Notably, the three national organizations most closely associated with the public campaign against smokingthe American Lung Association, American Heart Association, and American Cancer Societywere "indifferent" or "skeptical" to initiatives of the state and local activists. The organizations' leadership thought other policies offered more promising ways to reduce smoking such as by raising cigarette taxes, imposing more severe restrictions on indoor smoking, and controlling tobacco marketing.
In New York City, advocates for a smoke-free city drew on a World Health Organization publication that said implementing 100% smoke-free environments is the only effective way to protect the population from exposure to smoking's harmful effects. But as Dr. Bayer notes, the health risk of exposure is far less certain than some supporters claimed.
In the argument for smoking bans in parks and on beaches, the most striking aspect, according to Dr. Bayer, is the assertion that just the act of smoking in public poses a threat to the well-being of children and adolescents because of the message it conveys. Protecting children has been an uncontested premise of public health, and the evidence clearly supports the claim that children model the behavior of a parent or other close adult.
"Banning smoking in public settings may have seemed beyond the pale 25 years ago, but with changes in the political context and in social norms, the public has increasingly come to consider them as interventions designed to serve the common good. However, local coalitions pressing for smoking bans need to be strong enough to overcome the opposition of the tobacco and hospitality industries and of people who invoke threats of Big Brother," writes Dr. Bayer.
While the rules for bans on smoking in public are gaining in popularity and the evidence may help to reduce tobacco-related illness and death in the short term, Dr. Bayer and co-a

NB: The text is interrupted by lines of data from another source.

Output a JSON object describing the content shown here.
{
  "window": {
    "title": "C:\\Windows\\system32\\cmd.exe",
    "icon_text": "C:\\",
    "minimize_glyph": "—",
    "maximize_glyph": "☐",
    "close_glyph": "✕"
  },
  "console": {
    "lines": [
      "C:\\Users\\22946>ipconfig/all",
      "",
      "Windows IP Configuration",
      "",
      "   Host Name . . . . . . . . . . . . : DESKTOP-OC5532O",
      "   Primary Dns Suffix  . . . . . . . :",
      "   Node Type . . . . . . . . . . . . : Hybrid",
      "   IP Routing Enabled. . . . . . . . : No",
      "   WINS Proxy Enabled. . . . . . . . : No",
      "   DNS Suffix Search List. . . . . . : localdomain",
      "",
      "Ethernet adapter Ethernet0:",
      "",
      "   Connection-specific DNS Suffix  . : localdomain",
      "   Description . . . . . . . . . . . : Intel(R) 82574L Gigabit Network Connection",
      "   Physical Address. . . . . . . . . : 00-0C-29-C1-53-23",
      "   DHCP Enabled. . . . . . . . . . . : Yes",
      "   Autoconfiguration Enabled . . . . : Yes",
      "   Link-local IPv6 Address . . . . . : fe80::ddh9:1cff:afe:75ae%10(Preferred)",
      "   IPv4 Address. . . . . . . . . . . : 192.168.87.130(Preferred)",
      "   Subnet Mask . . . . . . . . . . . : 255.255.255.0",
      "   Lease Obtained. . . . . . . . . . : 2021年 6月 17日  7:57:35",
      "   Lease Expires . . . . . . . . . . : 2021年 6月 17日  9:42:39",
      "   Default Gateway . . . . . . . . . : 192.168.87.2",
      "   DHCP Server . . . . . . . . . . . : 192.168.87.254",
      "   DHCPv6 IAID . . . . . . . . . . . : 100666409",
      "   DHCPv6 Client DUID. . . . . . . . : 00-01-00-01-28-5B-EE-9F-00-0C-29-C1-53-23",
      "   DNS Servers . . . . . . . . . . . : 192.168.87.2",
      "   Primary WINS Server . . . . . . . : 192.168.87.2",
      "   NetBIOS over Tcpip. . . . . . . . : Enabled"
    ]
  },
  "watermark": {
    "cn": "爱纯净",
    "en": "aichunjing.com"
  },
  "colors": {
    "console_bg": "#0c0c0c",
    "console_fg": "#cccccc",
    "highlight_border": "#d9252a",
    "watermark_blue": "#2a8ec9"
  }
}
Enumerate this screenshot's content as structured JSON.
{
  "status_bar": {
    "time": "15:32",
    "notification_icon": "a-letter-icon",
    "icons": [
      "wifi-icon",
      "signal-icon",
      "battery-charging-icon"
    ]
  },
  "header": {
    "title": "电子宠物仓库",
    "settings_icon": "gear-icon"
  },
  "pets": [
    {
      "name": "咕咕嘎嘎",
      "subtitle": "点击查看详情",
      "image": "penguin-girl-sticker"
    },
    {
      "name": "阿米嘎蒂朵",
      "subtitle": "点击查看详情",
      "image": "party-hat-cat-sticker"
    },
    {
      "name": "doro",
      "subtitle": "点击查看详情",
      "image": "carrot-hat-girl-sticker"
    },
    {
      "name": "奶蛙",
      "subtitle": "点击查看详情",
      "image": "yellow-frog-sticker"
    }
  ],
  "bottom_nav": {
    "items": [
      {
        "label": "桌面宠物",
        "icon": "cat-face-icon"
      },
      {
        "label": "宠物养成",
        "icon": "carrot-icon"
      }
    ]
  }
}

|Contact: Stephanie Berger|
Columbia University's Mailman School of Public Health